Make an exact copy of every entry, from the first line to the last.

══════

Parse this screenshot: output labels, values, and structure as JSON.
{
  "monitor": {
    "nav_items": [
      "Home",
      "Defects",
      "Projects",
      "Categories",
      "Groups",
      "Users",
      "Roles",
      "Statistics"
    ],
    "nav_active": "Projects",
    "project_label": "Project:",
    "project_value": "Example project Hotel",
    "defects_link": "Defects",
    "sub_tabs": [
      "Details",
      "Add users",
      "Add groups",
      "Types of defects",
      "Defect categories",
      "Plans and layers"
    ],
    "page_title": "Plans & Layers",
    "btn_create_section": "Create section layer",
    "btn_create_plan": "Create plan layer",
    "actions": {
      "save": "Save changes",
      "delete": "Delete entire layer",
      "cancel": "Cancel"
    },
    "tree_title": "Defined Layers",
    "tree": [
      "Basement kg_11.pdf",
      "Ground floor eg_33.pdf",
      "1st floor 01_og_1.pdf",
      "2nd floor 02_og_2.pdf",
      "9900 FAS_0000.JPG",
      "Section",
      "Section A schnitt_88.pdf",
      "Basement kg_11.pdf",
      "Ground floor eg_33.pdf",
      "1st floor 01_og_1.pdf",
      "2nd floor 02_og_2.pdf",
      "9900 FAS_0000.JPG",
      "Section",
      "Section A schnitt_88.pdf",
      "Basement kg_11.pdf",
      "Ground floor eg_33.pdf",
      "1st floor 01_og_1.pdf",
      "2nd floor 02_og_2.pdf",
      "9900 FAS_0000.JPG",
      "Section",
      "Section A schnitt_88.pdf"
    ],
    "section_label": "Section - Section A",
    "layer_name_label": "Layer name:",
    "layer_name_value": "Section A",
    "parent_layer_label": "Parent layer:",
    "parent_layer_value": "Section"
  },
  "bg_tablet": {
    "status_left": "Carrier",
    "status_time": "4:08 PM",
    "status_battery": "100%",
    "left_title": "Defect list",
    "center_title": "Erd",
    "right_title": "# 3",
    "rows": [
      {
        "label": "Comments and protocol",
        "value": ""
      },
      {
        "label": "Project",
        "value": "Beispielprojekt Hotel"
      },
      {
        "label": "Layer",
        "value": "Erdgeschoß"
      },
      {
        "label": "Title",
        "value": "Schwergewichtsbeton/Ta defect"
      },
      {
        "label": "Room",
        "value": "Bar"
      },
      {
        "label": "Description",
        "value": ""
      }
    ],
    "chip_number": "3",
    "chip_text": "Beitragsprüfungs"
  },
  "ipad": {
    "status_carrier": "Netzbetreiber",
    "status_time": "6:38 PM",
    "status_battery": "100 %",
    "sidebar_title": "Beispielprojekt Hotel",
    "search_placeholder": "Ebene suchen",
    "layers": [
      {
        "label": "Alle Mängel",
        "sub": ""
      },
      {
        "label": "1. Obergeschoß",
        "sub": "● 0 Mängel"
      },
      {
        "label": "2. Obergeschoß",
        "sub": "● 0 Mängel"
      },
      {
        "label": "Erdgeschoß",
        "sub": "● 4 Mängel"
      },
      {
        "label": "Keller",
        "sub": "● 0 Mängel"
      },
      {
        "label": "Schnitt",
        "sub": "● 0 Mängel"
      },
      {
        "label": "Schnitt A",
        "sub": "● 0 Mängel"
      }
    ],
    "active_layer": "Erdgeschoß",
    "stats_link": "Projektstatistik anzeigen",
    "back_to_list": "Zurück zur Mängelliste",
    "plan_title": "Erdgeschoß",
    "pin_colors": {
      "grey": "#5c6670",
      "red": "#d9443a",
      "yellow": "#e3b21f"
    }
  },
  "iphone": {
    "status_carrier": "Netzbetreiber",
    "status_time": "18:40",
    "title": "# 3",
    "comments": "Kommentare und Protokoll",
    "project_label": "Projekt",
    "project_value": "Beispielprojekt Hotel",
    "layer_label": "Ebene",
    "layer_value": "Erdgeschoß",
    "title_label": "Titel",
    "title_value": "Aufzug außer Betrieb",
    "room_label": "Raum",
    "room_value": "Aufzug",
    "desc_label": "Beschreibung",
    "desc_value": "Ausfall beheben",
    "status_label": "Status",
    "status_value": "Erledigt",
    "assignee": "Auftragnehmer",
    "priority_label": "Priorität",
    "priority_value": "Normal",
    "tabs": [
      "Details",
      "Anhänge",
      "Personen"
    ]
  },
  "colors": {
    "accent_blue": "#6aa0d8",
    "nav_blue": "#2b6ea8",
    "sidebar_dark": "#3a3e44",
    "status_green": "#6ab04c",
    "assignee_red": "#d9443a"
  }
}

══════

◆ Result of this exercise
Parse this screenshot: output labels, values, and structure as JSON.
{
  "monitor": {
    "nav_items": [
      "Home",
      "Defects",
      "Projects",
      "Categories",
      "Groups",
      "Users",
      "Roles",
      "Statistics"
    ],
    "nav_active": "Projects",
    "project_label": "Project:",
    "project_value": "Example project Hotel",
    "defects_link": "Defects",
    "sub_tabs": [
      "Details",
      "Add users",
      "Add groups",
      "Types of defects",
      "Defect categories",
      "Plans and layers"
    ],
    "page_title": "Plans & Layers",
    "btn_create_section": "Create section layer",
    "btn_create_plan": "Create plan layer",
    "actions": {
      "save": "Save changes",
      "delete": "Delete entire layer",
      "cancel": "Cancel"
    },
    "tree_title": "Defined Layers",
    "tree": [
      "Basement kg_11.pdf",
      "Ground floor eg_33.pdf",
      "1st floor 01_og_1.pdf",
      "2nd floor 02_og_2.pdf",
      "9900 FAS_0000.JPG",
      "Section",
      "Section A schnitt_88.pdf",
      "Basement kg_11.pdf",
      "Ground floor eg_33.pdf",
      "1st floor 01_og_1.pdf",
      "2nd floor 02_og_2.pdf",
      "9900 FAS_0000.JPG",
      "Section",
      "Section A schnitt_88.pdf",
      "Basement kg_11.pdf",
      "Ground floor eg_33.pdf",
      "1st floor 01_og_1.pdf",
      "2nd floor 02_og_2.pdf",
      "9900 FAS_0000.JPG",
      "Section",
      "Section A schnitt_88.pdf"
    ],
    "section_label": "Section - Section A",
    "layer_name_label": "Layer name:",
    "layer_name_value": "Section A",
    "parent_layer_label": "Parent layer:",
    "parent_layer_value": "Section"
  },
  "bg_tablet": {
    "status_left": "Carrier",
    "status_time": "4:08 PM",
    "status_battery": "100%",
    "left_title": "Defect list",
    "center_title": "Erd",
    "right_title": "# 3",
    "rows": [
      {
        "label": "Comments and protocol",
        "value": ""
      },
      {
        "label": "Project",
        "value": "Beispielprojekt Hotel"
      },
      {
        "label": "Layer",
        "value": "Erdgeschoß"
      },
      {
        "label": "Title",
        "value": "Schwergewichtsbeton/Ta defect"
      },
      {
        "label": "Room",
        "value": "Bar"
      },
      {
        "label": "Description",
        "value": ""
      }
    ],
    "chip_number": "3",
    "chip_text": "Beitragsprüfungs"
  },
  "ipad": {
    "status_carrier": "Netzbetreiber",
    "status_time": "6:38 PM",
    "status_battery": "100 %",
    "sidebar_title": "Beispielprojekt Hotel",
    "search_placeholder": "Ebene suchen",
    "layers": [
      {
        "label": "Alle Mängel",
        "sub": ""
      },
      {
        "label": "1. Obergeschoß",
        "sub": "● 0 Mängel"
      },
      {
        "label": "2. Obergeschoß",
        "sub": "● 0 Mängel"
      },
      {
        "label": "Erdgeschoß",
        "sub": "● 4 Mängel"
      },
      {
        "label": "Keller",
        "sub": "● 0 Mängel"
      },
      {
        "label": "Schnitt",
        "sub": "● 0 Mängel"
      },
      {
        "label": "Schnitt A",
        "sub": "● 0 Mängel"
      }
    ],
    "active_layer": "Erdgeschoß",
    "stats_link": "Projektstatistik anzeigen",
    "back_to_list": "Zurück zur Mängelliste",
    "plan_title": "Erdgeschoß",
    "pin_colors": {
      "grey": "#5c6670",
      "red": "#d9443a",
      "yellow": "#e3b21f"
    }
  },
  "iphone": {
    "status_carrier": "Netzbetreiber",
    "status_time": "18:40",
    "title": "# 3",
    "comments": "Kommentare und Protokoll",
    "project_label": "Projekt",
    "project_value": "Beispielprojekt Hotel",
    "layer_label": "Ebene",
    "layer_value": "Erdgeschoß",
    "title_label": "Titel",
    "title_value": "Aufzug außer Betrieb",
    "room_label": "Raum",
    "room_value": "Aufzug",
    "desc_label": "Beschreibung",
    "desc_value": "Ausfall beheben",
    "status_label": "Status",
    "status_value": "Erledigt",
    "assignee": "Auftragnehmer",
    "priority_label": "Priorität",
    "priority_value": "Normal",
    "tabs": [
      "Details",
      "Anhänge",
      "Personen"
    ]
  },
  "colors": {
    "accent_blue": "#6aa0d8",
    "nav_blue": "#2b6ea8",
    "sidebar_dark": "#3a3e44",
    "status_green": "#6ab04c",
    "assignee_red": "#d9443a"
  }
}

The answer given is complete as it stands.